This aspect is of utmost importance, and wood offers a distinct advantage—it is inherently designed for disassembly. We spend a lot of time thinking about the future, creating commercial buildings that can be easily adapted to residential housing which is needed now more than ever. Designing for next use is about extending the use period. In the long term, if disassembled, it becomes a valuable material asset—we refer to it as “buildings as material banks.” The beams retain their structural integrity, just like steel, and consequently hold value in the marketplace. Our focus is on designing for long-term flexibility. Systems can be adapted and upgraded. The building’s skin can be improved. The windows can be upgraded.
One of the advantages of prefabricated CLT panels, as Apex has, is the ability to assemble them quickly on site, which reduces the overall construction time. As easy as that sounds, did you encounter any challenges you weren’t expecting?

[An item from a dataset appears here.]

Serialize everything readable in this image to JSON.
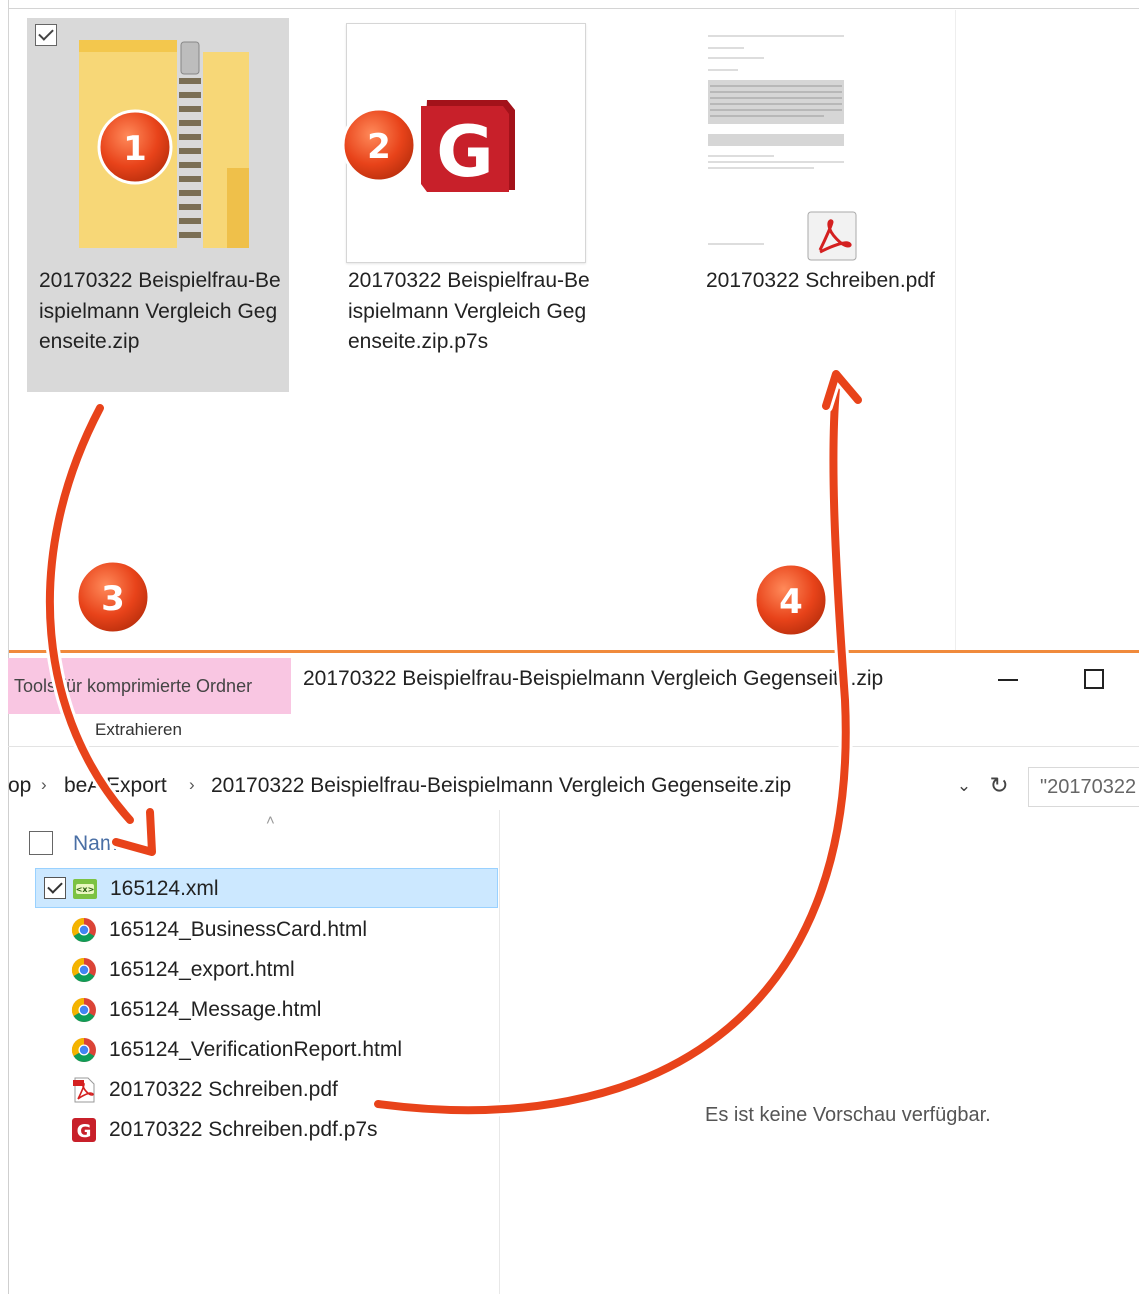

We underwent construction during a very wet winter cycle. We initially built half of the podium vertically on the east side, and then proceeded to construct the remaining podium on the west side. Despite these circumstances we managed to achieve zero waste on-site and did not require staging. Trucks arrived with panels and delivered them directly to the appropriate floor, resulting in a 50% reduction in crew needed for installation. Also, this resulted in less construction traffic for the neighborhood.
In its modules and predictable forms, low-rise mass timber buildings are usually overlooked from a design perspective. What does design mean for a delivery system and structural system that is so prescriptive?
We are currently working on a multi-family mass timber project in Charlotte and there’s a transition, as you say, when it comes to design. In Europe, there is a prevalence of module-based and box-like designs for non-residential projects. However, in the United States, we are witnessing greater flexibility and creativity in this regard. For instance in California, we’re designing YouTube’s headquarters , a new CLT building that echoes the coastal savannah ecosystem. On the residential side, I am seeing a surge of creativity in multi-family projects, much like the innovative use of CLT seen in single-family homes in Maine and New England, inspired by the European model. While cost isn’t as much of a premium these days in the design phase, the pre-engineering aspects still entail substantial upfront work and cost.
Having Apex as a client, who expressed their desire for a building that goes beyond an all-glass design, has been fantastic. William McDonough has consistently emphasized the importance of building like a tree, even going so far as to say we must be like a tree—creating fuel, purifying water, and providing a habitat. I believe that is the purpose of architecture, and it is certainly what we strive to achieve.
This interview has been edited for clarity and length.
Project credits: Apex Clean Energy Headquarters
Architect: William McDonough + Partners
MEP engineers: Staengl Engineers
Structural engineers: Simpson Gumpertz & Heger, Structural Engineers
Civil engineers: Collins-Engineering
Mass timber fire engineering consultant: ARUP
Interior architects for Apex Clean Energy office space: FORM Architects